Senolytics

What are Senolytics?

Senescent – The loss of a cell’s ability to divide and grow.
Lytic – To destroy.

Senolytics is a broad term used to describe small molecules that act to initiate death of cells that are no longer dividing. These bioactive compounds are growing in popularity among the anti-aging community as more research continues to investigate the way in which senolytics delay, prevent, reverse, or reduce age-related diseases.

Senolytics were originally thought to be a potential treatment for cancer as a way to destroy tumor cells which had become ‘immortal’. Scientists discovered senescent cells could also be targeted, which could aid in reducing other age-related diseases.

Victor Björk, a student of Molecular Biology at Uppsala University and administrative assistant for the Gerontology Research Group (GRG), explains senescent cells and aging.

Senescent Cells and Aging

When cells do not enter apoptosis, the body’s natural programmed death of cells, they become senescent. The accumulation of these types of cells can emit potentially harmful chemical signals to nearby cells that encourage the same senescent state.

Senescent cells can cause the degradation of tissue function and can increase levels of chronic inflammation, a common factor in age-related diseases. Senescent cells increase inflammation by secreting pro-inflammatory cytokines, chemokines and extracellular matrix proteases.

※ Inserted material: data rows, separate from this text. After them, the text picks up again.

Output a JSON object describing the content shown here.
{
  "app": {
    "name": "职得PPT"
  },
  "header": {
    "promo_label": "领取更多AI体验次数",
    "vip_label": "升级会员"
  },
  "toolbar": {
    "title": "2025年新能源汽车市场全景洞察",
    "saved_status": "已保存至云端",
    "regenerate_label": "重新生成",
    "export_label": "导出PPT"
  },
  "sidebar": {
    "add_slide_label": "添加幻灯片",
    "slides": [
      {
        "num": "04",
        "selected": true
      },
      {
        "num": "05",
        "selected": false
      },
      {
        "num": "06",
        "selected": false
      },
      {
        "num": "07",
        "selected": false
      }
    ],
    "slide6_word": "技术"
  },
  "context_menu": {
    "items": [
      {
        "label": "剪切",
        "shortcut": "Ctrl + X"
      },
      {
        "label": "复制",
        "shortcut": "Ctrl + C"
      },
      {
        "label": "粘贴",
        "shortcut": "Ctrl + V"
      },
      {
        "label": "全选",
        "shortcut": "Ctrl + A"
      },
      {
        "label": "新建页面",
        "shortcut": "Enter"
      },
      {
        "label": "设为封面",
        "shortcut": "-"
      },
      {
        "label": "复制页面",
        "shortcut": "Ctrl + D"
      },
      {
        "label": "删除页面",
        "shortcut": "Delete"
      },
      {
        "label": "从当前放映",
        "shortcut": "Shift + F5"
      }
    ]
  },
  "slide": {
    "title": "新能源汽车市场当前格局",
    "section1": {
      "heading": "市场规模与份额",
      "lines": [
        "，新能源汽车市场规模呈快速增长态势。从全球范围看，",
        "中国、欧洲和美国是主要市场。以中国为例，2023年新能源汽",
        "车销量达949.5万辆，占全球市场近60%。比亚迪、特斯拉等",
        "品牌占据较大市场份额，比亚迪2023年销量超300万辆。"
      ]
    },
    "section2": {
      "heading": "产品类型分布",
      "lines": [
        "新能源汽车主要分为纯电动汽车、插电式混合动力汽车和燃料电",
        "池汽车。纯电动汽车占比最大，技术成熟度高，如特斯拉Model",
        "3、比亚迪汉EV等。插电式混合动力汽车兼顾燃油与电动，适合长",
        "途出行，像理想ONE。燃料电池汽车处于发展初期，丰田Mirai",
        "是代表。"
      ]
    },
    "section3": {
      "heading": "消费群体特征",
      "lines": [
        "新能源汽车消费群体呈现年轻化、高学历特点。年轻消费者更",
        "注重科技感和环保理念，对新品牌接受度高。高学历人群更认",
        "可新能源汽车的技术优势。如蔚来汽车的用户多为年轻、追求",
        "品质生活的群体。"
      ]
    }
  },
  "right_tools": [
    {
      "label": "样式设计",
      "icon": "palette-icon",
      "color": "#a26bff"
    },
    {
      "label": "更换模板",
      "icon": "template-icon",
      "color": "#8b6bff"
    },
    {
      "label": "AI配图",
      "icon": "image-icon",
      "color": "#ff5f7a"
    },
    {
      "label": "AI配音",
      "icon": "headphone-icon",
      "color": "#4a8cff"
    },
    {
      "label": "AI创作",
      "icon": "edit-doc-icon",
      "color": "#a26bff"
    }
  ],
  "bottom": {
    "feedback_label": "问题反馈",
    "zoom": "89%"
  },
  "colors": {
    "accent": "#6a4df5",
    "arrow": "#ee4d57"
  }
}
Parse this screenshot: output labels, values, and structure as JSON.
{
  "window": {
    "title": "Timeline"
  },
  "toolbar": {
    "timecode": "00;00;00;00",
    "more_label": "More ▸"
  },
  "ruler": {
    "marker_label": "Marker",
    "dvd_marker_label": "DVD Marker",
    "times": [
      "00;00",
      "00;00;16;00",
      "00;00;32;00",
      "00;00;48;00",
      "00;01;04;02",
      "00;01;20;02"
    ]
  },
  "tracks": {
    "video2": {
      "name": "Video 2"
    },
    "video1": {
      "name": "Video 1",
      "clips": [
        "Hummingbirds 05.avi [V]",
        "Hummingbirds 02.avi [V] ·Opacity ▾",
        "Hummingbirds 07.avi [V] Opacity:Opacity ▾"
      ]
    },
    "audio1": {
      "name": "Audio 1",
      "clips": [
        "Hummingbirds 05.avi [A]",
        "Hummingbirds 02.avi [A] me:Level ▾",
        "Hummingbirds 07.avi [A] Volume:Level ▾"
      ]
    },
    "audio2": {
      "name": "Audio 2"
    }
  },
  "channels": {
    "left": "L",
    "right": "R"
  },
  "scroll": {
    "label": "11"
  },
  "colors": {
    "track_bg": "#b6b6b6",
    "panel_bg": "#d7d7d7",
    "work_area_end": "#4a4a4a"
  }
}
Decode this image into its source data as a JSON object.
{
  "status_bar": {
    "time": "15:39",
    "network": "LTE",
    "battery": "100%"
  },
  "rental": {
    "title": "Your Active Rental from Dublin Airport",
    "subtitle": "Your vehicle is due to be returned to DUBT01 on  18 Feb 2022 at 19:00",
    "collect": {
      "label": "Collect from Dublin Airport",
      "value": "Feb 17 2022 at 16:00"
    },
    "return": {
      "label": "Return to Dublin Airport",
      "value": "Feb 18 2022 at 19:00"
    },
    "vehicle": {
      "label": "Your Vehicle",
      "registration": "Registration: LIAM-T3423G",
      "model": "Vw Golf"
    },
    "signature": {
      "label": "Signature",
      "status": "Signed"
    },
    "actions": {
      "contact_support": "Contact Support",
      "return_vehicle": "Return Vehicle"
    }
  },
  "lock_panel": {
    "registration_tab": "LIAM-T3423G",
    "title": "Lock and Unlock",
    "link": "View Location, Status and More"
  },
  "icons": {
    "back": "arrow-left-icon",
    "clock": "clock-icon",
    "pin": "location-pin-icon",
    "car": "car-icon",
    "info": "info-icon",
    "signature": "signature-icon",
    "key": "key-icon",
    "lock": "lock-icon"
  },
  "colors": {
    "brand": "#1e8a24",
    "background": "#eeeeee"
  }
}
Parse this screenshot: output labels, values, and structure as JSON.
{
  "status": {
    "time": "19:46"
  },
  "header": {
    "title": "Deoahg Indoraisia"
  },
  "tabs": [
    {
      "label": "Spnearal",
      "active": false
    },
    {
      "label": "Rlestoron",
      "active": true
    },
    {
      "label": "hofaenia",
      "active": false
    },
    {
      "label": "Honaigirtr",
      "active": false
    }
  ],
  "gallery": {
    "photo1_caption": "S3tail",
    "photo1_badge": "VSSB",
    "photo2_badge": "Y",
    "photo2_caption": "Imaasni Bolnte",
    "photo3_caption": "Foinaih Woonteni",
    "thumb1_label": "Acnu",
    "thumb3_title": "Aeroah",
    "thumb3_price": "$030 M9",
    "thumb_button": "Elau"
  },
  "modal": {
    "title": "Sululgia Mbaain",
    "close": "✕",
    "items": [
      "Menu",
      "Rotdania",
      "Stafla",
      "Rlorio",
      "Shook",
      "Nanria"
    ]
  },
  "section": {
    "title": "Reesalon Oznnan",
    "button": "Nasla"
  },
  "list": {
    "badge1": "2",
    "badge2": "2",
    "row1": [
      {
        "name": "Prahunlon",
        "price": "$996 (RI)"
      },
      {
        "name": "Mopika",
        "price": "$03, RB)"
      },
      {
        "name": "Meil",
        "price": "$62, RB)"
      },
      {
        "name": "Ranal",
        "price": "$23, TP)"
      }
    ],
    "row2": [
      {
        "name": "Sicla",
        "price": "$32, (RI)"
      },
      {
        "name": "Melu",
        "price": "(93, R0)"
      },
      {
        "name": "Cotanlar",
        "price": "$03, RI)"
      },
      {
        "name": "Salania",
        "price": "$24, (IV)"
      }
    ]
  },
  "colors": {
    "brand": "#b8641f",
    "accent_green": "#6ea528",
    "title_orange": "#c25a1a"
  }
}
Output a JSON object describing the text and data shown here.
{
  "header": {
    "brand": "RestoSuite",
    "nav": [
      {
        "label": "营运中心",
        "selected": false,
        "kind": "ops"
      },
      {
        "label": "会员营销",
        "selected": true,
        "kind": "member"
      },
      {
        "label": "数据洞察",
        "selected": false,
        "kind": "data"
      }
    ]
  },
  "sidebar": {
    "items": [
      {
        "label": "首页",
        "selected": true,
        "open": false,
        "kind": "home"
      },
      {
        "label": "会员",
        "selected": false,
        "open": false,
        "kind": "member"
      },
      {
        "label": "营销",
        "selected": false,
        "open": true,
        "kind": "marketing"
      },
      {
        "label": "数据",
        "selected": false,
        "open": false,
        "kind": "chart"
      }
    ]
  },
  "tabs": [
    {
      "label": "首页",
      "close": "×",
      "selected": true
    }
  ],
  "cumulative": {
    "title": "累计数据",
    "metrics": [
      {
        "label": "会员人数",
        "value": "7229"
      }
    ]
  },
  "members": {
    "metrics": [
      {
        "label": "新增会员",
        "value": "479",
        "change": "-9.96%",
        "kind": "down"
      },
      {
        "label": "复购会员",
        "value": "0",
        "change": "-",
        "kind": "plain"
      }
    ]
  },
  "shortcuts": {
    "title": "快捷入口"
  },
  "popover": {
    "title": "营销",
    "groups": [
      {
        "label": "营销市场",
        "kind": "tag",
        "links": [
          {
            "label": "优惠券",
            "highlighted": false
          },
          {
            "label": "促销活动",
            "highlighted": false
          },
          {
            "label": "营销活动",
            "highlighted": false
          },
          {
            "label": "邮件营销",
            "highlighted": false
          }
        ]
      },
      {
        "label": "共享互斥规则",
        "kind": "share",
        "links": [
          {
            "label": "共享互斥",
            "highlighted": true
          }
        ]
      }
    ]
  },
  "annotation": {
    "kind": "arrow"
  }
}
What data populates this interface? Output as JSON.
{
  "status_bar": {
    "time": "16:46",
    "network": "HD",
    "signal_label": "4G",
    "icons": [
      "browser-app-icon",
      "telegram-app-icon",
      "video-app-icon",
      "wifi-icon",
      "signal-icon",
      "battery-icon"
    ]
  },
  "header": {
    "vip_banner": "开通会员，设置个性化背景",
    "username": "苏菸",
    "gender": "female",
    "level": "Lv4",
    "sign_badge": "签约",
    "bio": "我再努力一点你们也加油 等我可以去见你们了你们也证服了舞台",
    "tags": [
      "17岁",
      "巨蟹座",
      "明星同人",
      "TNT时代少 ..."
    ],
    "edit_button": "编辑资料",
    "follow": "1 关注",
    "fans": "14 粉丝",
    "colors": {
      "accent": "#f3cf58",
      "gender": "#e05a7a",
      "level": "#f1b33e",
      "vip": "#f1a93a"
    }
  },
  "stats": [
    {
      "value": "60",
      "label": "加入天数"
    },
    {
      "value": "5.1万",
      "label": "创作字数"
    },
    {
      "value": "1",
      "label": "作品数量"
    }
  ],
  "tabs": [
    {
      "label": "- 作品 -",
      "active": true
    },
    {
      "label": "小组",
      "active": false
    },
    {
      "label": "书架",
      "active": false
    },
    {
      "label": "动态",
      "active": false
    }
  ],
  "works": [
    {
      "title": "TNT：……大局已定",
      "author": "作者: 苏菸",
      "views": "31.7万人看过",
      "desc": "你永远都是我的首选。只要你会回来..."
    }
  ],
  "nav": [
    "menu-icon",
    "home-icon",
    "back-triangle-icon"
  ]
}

This process is known as the Senescence Associated Secretory Phenotype (SASP), or a set of physical characteristics that contribute to aging and cancer.